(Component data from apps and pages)

___

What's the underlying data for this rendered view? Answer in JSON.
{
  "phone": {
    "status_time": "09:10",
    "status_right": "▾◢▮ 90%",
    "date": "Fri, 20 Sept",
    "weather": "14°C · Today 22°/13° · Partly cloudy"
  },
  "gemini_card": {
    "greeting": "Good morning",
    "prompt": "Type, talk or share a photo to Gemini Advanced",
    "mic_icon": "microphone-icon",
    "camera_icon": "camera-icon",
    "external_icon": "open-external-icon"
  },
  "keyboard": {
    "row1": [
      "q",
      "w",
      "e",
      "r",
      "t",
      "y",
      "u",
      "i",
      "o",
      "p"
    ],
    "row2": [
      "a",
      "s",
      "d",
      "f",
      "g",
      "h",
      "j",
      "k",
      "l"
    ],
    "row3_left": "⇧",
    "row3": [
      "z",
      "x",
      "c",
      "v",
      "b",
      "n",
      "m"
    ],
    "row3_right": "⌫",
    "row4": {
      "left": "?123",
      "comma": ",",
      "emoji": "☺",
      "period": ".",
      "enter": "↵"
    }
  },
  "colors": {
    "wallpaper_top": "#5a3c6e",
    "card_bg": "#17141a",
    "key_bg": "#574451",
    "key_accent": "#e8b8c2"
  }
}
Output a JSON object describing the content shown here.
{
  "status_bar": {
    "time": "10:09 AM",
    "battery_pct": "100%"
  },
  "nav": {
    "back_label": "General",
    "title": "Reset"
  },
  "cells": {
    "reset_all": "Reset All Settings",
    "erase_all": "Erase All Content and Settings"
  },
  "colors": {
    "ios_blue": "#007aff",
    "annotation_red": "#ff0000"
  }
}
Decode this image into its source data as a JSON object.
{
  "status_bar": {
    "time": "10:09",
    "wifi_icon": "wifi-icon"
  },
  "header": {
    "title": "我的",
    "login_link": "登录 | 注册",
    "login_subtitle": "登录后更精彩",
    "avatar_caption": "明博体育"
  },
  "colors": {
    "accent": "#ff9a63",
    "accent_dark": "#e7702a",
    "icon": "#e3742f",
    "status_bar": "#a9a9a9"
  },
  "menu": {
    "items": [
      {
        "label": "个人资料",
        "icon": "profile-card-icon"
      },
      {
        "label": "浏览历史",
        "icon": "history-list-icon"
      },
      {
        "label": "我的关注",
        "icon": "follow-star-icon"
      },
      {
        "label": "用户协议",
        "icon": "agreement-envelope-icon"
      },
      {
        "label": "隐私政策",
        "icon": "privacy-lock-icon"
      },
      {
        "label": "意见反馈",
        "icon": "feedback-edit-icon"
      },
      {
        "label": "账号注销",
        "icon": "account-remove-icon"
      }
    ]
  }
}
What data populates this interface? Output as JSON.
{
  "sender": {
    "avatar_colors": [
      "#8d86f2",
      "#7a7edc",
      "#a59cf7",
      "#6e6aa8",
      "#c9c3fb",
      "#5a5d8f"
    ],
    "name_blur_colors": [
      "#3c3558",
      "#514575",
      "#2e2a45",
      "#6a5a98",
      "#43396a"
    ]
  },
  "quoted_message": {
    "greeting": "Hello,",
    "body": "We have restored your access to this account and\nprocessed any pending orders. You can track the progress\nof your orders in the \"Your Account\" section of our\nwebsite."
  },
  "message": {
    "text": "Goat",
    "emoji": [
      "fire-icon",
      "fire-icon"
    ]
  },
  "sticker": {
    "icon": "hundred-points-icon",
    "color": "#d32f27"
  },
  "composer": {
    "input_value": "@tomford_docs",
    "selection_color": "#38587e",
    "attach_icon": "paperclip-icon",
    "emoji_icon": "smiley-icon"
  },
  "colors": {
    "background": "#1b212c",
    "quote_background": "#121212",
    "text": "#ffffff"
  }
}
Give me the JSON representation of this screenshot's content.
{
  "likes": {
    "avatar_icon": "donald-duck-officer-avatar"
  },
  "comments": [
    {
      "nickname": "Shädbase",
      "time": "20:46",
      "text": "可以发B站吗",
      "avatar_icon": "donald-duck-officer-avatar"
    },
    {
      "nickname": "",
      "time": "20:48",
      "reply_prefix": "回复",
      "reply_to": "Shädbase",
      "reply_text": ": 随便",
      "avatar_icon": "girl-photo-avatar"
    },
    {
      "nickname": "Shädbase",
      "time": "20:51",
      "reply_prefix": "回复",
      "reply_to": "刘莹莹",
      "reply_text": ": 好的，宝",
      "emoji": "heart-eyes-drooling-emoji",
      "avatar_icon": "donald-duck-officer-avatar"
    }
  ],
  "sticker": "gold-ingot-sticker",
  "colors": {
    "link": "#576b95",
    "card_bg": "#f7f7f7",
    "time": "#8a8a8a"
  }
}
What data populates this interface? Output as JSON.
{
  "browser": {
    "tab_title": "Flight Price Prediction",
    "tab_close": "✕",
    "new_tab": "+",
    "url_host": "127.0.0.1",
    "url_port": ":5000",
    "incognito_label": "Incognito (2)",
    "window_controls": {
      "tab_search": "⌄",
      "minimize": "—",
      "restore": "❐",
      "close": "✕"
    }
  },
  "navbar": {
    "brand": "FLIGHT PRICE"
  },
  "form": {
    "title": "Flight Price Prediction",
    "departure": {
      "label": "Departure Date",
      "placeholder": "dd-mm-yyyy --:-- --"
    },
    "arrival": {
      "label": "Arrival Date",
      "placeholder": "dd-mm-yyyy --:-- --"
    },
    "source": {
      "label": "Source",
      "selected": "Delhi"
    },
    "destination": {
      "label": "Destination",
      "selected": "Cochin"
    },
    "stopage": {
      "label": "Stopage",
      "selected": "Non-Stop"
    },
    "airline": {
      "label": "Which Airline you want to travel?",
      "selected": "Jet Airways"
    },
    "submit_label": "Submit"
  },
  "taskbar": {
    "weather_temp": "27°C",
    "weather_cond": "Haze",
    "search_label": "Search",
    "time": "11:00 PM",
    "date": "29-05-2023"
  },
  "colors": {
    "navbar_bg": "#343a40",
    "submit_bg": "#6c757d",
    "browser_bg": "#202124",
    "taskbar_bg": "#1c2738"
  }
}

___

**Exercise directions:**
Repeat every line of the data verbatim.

**Exercise response:**
What's the underlying data for this rendered view? Answer in JSON.
{
  "phone": {
    "status_time": "09:10",
    "status_right": "▾◢▮ 90%",
    "date": "Fri, 20 Sept",
    "weather": "14°C · Today 22°/13° · Partly cloudy"
  },
  "gemini_card": {
    "greeting": "Good morning",
    "prompt": "Type, talk or share a photo to Gemini Advanced",
    "mic_icon": "microphone-icon",
    "camera_icon": "camera-icon",
    "external_icon": "open-external-icon"
  },
  "keyboard": {
    "row1": [
      "q",
      "w",
      "e",
      "r",
      "t",
      "y",
      "u",
      "i",
      "o",
      "p"
    ],
    "row2": [
      "a",
      "s",
      "d",
      "f",
      "g",
      "h",
      "j",
      "k",
      "l"
    ],
    "row3_left": "⇧",
    "row3": [
      "z",
      "x",
      "c",
      "v",
      "b",
      "n",
      "m"
    ],
    "row3_right": "⌫",
    "row4": {
      "left": "?123",
      "comma": ",",
      "emoji": "☺",
      "period": ".",
      "enter": "↵"
    }
  },
  "colors": {
    "wallpaper_top": "#5a3c6e",
    "card_bg": "#17141a",
    "key_bg": "#574451",
    "key_accent": "#e8b8c2"
  }
}
Output a JSON object describing the content shown here.
{
  "status_bar": {
    "time": "10:09 AM",
    "battery_pct": "100%"
  },
  "nav": {
    "back_label": "General",
    "title": "Reset"
  },
  "cells": {
    "reset_all": "Reset All Settings",
    "erase_all": "Erase All Content and Settings"
  },
  "colors": {
    "ios_blue": "#007aff",
    "annotation_red": "#ff0000"
  }
}
Decode this image into its source data as a JSON object.
{
  "status_bar": {
    "time": "10:09",
    "wifi_icon": "wifi-icon"
  },
  "header": {
    "title": "我的",
    "login_link": "登录 | 注册",
    "login_subtitle": "登录后更精彩",
    "avatar_caption": "明博体育"
  },
  "colors": {
    "accent": "#ff9a63",
    "accent_dark": "#e7702a",
    "icon": "#e3742f",
    "status_bar": "#a9a9a9"
  },
  "menu": {
    "items": [
      {
        "label": "个人资料",
        "icon": "profile-card-icon"
      },
      {
        "label": "浏览历史",
        "icon": "history-list-icon"
      },
      {
        "label": "我的关注",
        "icon": "follow-star-icon"
      },
      {
        "label": "用户协议",
        "icon": "agreement-envelope-icon"
      },
      {
        "label": "隐私政策",
        "icon": "privacy-lock-icon"
      },
      {
        "label": "意见反馈",
        "icon": "feedback-edit-icon"
      },
      {
        "label": "账号注销",
        "icon": "account-remove-icon"
      }
    ]
  }
}
What data populates this interface? Output as JSON.
{
  "sender": {
    "avatar_colors": [
      "#8d86f2",
      "#7a7edc",
      "#a59cf7",
      "#6e6aa8",
      "#c9c3fb",
      "#5a5d8f"
    ],
    "name_blur_colors": [
      "#3c3558",
      "#514575",
      "#2e2a45",
      "#6a5a98",
      "#43396a"
    ]
  },
  "quoted_message": {
    "greeting": "Hello,",
    "body": "We have restored your access to this account and\nprocessed any pending orders. You can track the progress\nof your orders in the \"Your Account\" section of our\nwebsite."
  },
  "message": {
    "text": "Goat",
    "emoji": [
      "fire-icon",
      "fire-icon"
    ]
  },
  "sticker": {
    "icon": "hundred-points-icon",
    "color": "#d32f27"
  },
  "composer": {
    "input_value": "@tomford_docs",
    "selection_color": "#38587e",
    "attach_icon": "paperclip-icon",
    "emoji_icon": "smiley-icon"
  },
  "colors": {
    "background": "#1b212c",
    "quote_background": "#121212",
    "text": "#ffffff"
  }
}
Give me the JSON representation of this screenshot's content.
{
  "likes": {
    "avatar_icon": "donald-duck-officer-avatar"
  },
  "comments": [
    {
      "nickname": "Shädbase",
      "time": "20:46",
      "text": "可以发B站吗",
      "avatar_icon": "donald-duck-officer-avatar"
    },
    {
      "nickname": "",
      "time": "20:48",
      "reply_prefix": "回复",
      "reply_to": "Shädbase",
      "reply_text": ": 随便",
      "avatar_icon": "girl-photo-avatar"
    },
    {
      "nickname": "Shädbase",
      "time": "20:51",
      "reply_prefix": "回复",
      "reply_to": "刘莹莹",
      "reply_text": ": 好的，宝",
      "emoji": "heart-eyes-drooling-emoji",
      "avatar_icon": "donald-duck-officer-avatar"
    }
  ],
  "sticker": "gold-ingot-sticker",
  "colors": {
    "link": "#576b95",
    "card_bg": "#f7f7f7",
    "time": "#8a8a8a"
  }
}
What data populates this interface? Output as JSON.
{
  "browser": {
    "tab_title": "Flight Price Prediction",
    "tab_close": "✕",
    "new_tab": "+",
    "url_host": "127.0.0.1",
    "url_port": ":5000",
    "incognito_label": "Incognito (2)",
    "window_controls": {
      "tab_search": "⌄",
      "minimize": "—",
      "restore": "❐",
      "close": "✕"
    }
  },
  "navbar": {
    "brand": "FLIGHT PRICE"
  },
  "form": {
    "title": "Flight Price Prediction",
    "departure": {
      "label": "Departure Date",
      "placeholder": "dd-mm-yyyy --:-- --"
    },
    "arrival": {
      "label": "Arrival Date",
      "placeholder": "dd-mm-yyyy --:-- --"
    },
    "source": {
      "label": "Source",
      "selected": "Delhi"
    },
    "destination": {
      "label": "Destination",
      "selected": "Cochin"
    },
    "stopage": {
      "label": "Stopage",
      "selected": "Non-Stop"
    },
    "airline": {
      "label": "Which Airline you want to travel?",
      "selected": "Jet Airways"
    },
    "submit_label": "Submit"
  },
  "taskbar": {
    "weather_temp": "27°C",
    "weather_cond": "Haze",
    "search_label": "Search",
    "time": "11:00 PM",
    "date": "29-05-2023"
  },
  "colors": {
    "navbar_bg": "#343a40",
    "submit_bg": "#6c757d",
    "browser_bg": "#202124",
    "taskbar_bg": "#1c2738"
  }
}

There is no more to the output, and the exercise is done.